Ex-English Defence League leader Tommy Robinson has been found in contempt of court for his Facebook Live broadcast of defendants in a criminal trial.
He was found guilty of interfering with the trial of a sexual grooming gang at Leeds Crown Court in May 2018.
Two High Court judges found his conduct “amounted to a serious interference with the administration of justice”.
The court ruled that the 36-year-old, from Luton, committed contempt by breaking reporting restrictions.
Robinson, whose real name is Stephen Yaxley-Lennon, had denied any wrongdoing, saying he had only referred to information that was already in the public domain.
Following the verdict at the Old Bailey, he told the BBC he had been convicted “for who I am, not what I have done”.
One of the senior judges, Dame Victoria Sharp, said the court will consider what penalty to impose for the contempt – which carries a maximum penalty of two years – and give full reasons for the decision at a later date.
She said Robinson breached the reporting restriction imposed on the trial by live-streaming a video from outside the public entrance to the court and by “aggressively confronting and filming” some of the defendants.
The judge said the content of the video “gave rise to a substantial risk that the course of justice in that case would be seriously impeded” and the confrontation of the defendants was a direct interference with the course of justice.
What is contempt of court?
Contempt of court laws exist to ensure people get fair trials. The idea is that juries must not be influenced by anything but the evidence they hear in court.
The rules apply to everyone from journalists to people posting comments on social media, and even jurors.
If someone interferes with a trial, the defendants can walk free and a new trial may have to be held.
The maximum sentence for contempt of court is two years in prison, but it can also be punished with an unlimited fine.
Contempt includes publishing anything that creates a substantial risk of seriously prejudicing “active” criminal proceedings. Proceedings become “active” when a suspect is arrested.
Someone could also be in contempt by actions including taking photographs or film, recording what is said in court or talking to a jury member about a case.
Reporting restrictions had been put in place postponing the publication of any details of the 2018 case at Leeds Crown Court until the end of a series of linked trials involving 29 defendants.
Robinson broadcast the footage from outside the court on 25 May 2018, while the jury in the second trial of the series was considering its verdict.

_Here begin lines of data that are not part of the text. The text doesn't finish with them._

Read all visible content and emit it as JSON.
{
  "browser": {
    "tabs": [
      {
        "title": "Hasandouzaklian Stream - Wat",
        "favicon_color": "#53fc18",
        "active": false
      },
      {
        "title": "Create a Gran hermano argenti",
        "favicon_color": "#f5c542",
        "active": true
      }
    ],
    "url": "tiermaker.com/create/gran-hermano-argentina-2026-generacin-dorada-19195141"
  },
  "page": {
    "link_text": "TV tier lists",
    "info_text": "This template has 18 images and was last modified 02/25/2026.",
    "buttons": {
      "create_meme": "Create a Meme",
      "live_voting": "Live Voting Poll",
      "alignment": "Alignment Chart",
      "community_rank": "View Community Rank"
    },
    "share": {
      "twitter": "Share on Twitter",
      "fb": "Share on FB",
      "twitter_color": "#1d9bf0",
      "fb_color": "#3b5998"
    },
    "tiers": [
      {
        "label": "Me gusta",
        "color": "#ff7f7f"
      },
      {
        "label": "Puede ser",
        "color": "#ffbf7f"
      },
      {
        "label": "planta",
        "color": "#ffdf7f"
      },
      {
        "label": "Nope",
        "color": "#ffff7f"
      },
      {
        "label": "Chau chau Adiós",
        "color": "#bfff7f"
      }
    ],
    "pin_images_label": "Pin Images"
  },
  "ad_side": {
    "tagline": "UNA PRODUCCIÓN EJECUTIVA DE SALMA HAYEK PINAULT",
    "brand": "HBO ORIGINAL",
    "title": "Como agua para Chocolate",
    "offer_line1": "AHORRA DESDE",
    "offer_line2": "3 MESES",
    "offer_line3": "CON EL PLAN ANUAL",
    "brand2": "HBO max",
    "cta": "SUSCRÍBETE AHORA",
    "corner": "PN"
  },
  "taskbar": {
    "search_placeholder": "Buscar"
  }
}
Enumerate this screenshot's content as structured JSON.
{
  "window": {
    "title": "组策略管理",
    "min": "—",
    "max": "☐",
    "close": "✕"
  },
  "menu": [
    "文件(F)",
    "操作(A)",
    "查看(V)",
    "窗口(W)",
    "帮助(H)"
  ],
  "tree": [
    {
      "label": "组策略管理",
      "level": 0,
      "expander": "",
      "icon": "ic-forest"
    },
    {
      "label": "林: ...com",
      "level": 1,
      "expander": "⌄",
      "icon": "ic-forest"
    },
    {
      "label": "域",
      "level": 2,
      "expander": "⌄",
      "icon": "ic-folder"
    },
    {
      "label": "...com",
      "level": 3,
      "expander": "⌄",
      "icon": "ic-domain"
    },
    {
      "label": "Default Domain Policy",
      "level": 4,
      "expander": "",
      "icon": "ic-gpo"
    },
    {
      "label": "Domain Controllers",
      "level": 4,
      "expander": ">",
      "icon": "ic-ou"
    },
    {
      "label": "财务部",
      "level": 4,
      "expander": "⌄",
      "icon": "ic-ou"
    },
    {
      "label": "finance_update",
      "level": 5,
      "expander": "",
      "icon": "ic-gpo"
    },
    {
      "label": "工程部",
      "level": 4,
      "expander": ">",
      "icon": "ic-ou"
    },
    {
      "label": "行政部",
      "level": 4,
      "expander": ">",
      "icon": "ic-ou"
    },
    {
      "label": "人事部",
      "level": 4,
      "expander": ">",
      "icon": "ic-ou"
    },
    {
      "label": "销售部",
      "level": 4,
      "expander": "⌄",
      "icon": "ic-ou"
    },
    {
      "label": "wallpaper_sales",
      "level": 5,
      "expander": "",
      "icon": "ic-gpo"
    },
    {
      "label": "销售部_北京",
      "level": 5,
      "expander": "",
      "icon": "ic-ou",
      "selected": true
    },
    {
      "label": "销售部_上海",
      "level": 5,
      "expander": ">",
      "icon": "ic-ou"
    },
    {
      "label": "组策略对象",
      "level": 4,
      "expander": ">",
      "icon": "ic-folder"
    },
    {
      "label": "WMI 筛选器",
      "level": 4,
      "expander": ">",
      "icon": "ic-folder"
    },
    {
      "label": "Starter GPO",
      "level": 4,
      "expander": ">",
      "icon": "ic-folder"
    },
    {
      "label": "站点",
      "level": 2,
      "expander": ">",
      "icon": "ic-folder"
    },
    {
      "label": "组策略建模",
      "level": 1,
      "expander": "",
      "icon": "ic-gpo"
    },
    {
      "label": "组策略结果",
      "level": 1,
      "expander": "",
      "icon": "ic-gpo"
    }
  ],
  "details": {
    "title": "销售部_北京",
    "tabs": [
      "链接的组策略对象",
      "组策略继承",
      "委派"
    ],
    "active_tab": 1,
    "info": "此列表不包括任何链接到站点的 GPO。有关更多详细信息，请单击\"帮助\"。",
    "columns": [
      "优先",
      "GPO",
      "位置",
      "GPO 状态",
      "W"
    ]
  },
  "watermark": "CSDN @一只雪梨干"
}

The video lasted an hour-and-a-half and was viewed online 250,000 times after being live-streamed on Facebook.
He was originally jailed for 13 months on the day of the broadcast but was released two months into his sentence after winning an appeal.
The case was then referred back to Attorney General Geoffrey Cox, who announced in March that it was in the public interest to bring fresh proceedings.
Speaking after the latest verdict, Mr Cox said the court’s decision reflected the seriousness of posting online material which risks prejudicing legal proceedings.
“I would urge everyone to think carefully about whether their social media posts could amount to contempt of court,” he added.
A provisional date of 11 July was given for Robinson’s sentencing hearing.